2018 Nissan rogue buyer’s guide with specs, safety, and reliability info – autoblog gas zombies

The 2018 Nissan Rogue presses a lot of the right buttons in the highly competitive market for family-friendly SUVs. The Rogue comes with plenty of standard equipment, including Apple CarPlay and Android Auto compatibility and LED daytime running lights, along with safety features such as blind-spot monitors and rear cross-traffic alert.

Dynamically speaking, the Rogue is only mid-pack (at best) among rivals that include the Toyota RAV4, Honda CR-V, Mazda CX-5, Ford Escape, Chevrolet Equinox and Hyundai Tucson, to name a few. That’s because the Rogue’s 2.5-liter four-cylinder engine is hardly what you’d call a tire-burner, and it’s paired with an economical but uninspiring CVT automatic transmission. Available in front- or all-wheel drive, the Rogue puts much more emphasis on fuel economy, cargo room and cabin quality. For many compact-SUV buyers, those attributes rank highly.

The National Highway Traffic Safety Administration gives the 2018 Nissan an overall crash-test rating of four stars. Whether equipped with front- or all-wheel drive, the Rogue scored identical four-star scores in the frontal and crash test, along with resistance to rollover. A five-star score was recorded for the side-impact crash test.

The Rogue earned a "superior" rating for front crash prevention, along with "good" ratings in all of the IIHS’ crash tests. The Rogue scored only an "marginal" rating for its LATCH anchors for child seats. Headlamp performance received an "acceptable" rating.

J.D. Power most recently reviewed initial quality in the 2017 Rogue, which is nearly identical to the 2018 model, excluding minor trim changes. It gave the Rogue four out of five possible stars — a rating referred to as "among the best" — for overall quality, as well as overall performance and design.

The Rogue’s scores noticeably fall in other categories, however. J.D. Power gave the Rogue only two stars for predicted reliability, along with a three-star rating for body and interior quality design, features and accessories quality design and overall quality design.

For comparison, the 2018 Honda CR-V has 39.2 cubic feet of cargo room with its rear seats in place. Folded down, total volume is 75.8 cubic feet. Find 2018 Nissan Rogue pricing, information and even ones on sale near you. What are the Rogue engines and specs?

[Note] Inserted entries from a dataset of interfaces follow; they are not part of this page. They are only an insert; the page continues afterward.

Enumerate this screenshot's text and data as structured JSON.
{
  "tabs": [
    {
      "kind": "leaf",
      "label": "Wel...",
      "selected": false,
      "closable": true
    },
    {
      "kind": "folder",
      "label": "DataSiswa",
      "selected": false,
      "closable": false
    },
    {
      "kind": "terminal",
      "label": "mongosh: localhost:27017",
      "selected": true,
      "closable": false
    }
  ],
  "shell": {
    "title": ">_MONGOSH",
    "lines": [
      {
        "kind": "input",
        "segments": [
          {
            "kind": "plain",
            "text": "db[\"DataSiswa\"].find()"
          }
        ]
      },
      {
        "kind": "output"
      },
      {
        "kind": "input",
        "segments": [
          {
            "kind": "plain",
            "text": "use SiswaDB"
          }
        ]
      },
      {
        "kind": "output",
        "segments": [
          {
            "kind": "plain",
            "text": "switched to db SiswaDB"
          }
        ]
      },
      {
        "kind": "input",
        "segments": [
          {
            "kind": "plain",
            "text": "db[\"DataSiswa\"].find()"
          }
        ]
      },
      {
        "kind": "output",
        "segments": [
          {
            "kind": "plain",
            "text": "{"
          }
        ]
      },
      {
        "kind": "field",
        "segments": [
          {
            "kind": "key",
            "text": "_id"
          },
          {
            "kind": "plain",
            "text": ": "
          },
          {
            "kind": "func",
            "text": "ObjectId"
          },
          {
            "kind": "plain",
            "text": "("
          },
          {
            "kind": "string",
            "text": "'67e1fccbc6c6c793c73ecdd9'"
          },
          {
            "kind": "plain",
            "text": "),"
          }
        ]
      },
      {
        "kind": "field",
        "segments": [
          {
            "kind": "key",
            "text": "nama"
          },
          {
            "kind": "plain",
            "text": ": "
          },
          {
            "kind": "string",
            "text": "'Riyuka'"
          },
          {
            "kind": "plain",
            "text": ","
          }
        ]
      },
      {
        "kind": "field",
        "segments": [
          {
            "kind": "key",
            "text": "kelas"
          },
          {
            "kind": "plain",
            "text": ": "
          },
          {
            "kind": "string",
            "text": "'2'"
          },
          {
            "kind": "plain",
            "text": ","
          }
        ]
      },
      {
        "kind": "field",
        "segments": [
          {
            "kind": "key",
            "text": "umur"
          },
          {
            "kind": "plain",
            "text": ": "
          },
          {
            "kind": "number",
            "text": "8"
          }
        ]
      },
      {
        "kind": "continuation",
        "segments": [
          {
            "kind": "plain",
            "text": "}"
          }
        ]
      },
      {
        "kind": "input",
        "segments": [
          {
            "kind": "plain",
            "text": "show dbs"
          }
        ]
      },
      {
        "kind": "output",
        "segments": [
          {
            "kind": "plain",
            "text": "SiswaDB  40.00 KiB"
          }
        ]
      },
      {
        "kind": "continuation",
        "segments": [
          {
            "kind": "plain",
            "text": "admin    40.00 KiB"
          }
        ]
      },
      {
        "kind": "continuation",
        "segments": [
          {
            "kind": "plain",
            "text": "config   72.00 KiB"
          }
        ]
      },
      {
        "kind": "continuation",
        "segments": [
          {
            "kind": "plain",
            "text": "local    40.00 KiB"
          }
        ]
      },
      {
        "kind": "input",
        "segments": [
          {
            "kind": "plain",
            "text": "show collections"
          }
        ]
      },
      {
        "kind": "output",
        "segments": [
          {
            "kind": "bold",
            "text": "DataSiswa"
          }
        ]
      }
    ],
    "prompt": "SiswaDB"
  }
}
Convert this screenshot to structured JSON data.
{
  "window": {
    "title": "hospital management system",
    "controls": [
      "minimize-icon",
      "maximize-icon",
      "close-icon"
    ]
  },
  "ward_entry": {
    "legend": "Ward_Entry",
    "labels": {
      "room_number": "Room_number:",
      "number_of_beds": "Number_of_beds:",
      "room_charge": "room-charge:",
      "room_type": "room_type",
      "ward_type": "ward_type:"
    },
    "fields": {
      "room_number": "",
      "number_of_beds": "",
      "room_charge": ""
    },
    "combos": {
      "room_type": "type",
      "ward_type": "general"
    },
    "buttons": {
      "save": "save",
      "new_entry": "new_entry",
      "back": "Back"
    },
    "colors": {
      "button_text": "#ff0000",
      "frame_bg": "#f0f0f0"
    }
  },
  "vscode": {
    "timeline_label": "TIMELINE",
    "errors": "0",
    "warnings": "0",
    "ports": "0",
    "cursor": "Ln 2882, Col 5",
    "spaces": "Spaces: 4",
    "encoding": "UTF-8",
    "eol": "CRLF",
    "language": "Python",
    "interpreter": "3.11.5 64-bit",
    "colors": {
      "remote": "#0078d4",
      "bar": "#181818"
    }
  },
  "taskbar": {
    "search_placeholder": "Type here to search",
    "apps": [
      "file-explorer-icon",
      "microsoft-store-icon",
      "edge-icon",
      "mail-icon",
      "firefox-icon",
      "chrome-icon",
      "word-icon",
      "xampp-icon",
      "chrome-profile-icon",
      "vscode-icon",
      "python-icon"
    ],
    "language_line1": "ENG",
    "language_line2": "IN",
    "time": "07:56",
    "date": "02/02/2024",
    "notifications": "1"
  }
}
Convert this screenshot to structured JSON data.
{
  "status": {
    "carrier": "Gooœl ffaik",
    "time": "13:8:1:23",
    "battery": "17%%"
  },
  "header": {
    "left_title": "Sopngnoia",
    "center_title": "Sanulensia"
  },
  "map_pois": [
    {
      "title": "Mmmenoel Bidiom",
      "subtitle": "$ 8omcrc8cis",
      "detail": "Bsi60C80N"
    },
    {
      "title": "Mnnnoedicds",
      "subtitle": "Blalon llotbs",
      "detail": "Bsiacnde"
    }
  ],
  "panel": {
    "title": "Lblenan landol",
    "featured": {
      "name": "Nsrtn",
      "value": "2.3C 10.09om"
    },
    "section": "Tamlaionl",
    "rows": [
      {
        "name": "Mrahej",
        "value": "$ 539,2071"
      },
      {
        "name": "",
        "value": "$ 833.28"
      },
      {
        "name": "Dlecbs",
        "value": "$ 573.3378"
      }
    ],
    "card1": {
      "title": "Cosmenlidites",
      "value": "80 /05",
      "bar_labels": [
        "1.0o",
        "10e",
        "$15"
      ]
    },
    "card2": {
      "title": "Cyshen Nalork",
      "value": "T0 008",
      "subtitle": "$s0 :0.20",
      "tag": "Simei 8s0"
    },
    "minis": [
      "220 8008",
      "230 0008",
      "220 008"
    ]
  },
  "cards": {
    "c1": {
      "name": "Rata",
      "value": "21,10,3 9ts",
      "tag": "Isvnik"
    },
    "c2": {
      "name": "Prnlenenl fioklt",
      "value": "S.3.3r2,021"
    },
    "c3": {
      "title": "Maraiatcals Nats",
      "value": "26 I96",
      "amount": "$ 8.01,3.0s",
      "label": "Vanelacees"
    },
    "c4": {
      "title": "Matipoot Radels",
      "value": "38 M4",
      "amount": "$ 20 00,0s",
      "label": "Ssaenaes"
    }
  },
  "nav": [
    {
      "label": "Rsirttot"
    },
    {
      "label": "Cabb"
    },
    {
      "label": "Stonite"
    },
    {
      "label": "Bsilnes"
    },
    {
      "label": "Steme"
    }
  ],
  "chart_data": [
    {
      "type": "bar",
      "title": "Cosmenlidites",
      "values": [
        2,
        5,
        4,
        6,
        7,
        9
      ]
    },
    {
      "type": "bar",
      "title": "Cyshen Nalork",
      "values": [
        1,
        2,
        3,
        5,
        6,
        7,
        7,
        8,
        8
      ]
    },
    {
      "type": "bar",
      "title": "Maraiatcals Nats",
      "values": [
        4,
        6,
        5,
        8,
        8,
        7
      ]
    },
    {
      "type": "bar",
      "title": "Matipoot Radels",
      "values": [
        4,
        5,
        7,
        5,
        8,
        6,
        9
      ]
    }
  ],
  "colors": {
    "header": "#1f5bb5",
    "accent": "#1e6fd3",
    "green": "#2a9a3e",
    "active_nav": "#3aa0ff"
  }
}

All versions of the Nissan Rogue (except the hybrid) come with the same engine, along with a choice of front- and all-wheel drive. Three trims are offered: S, SV and SL. Standard across the range is a 2.5-liter four-cylinder that delivers 170 horsepower and 175 pound-feet of torque. A continuously variable transmission (CVT) is the only gearbox available.

The EPA rates the 2.5-liter four-cylinder and CVT in front-wheel-drive format at 26 miles per gallon in the city and 33 on the highway. Equipped with all-wheel drive, the same engine and transmission combination returns 24 mpg city/31 mpg highway.

There is a hybrid version of the Nissan Rogue. The hybrid model features a 2.0-liter four-cylinder engine coupled to an electric motor. Total output is 176 horsepower, which is almost identical to that of the standard model. Fuel economy is improved, to an EPA-estimated 33 mpg in city driving and 35 mpg on the highway.

We were impressed by ProPilot, calling it a "great feature" that can help take some of the fatigue out of long drives. Coupled with the adaptive cruise control, the driving assist feature was a welcome companion during a drive to the Chicago Auto Show earlier this year.

"It became so effective on straight sections that I relaxed my hand to the point the steering wheel no longer detected my presence and the car warned me to put my hand back on the wheel," wrote Autoblog Associate Editor Joel Stocksdale. "And, yes, like other adaptive cruise control systems with steering assist, ProPilot Assist does make you commit to this token gesture of control."

While ProPilot has merit, the rest of the Nissan Rogue left something to be desired. As Stocksdale noted during this drive, the 2018 Rogue "is not the strongest crossover SUV." While the ride was comfortable and the cabin spacious, the four-cylinder engine was "coarse" and the handling was "lackluster."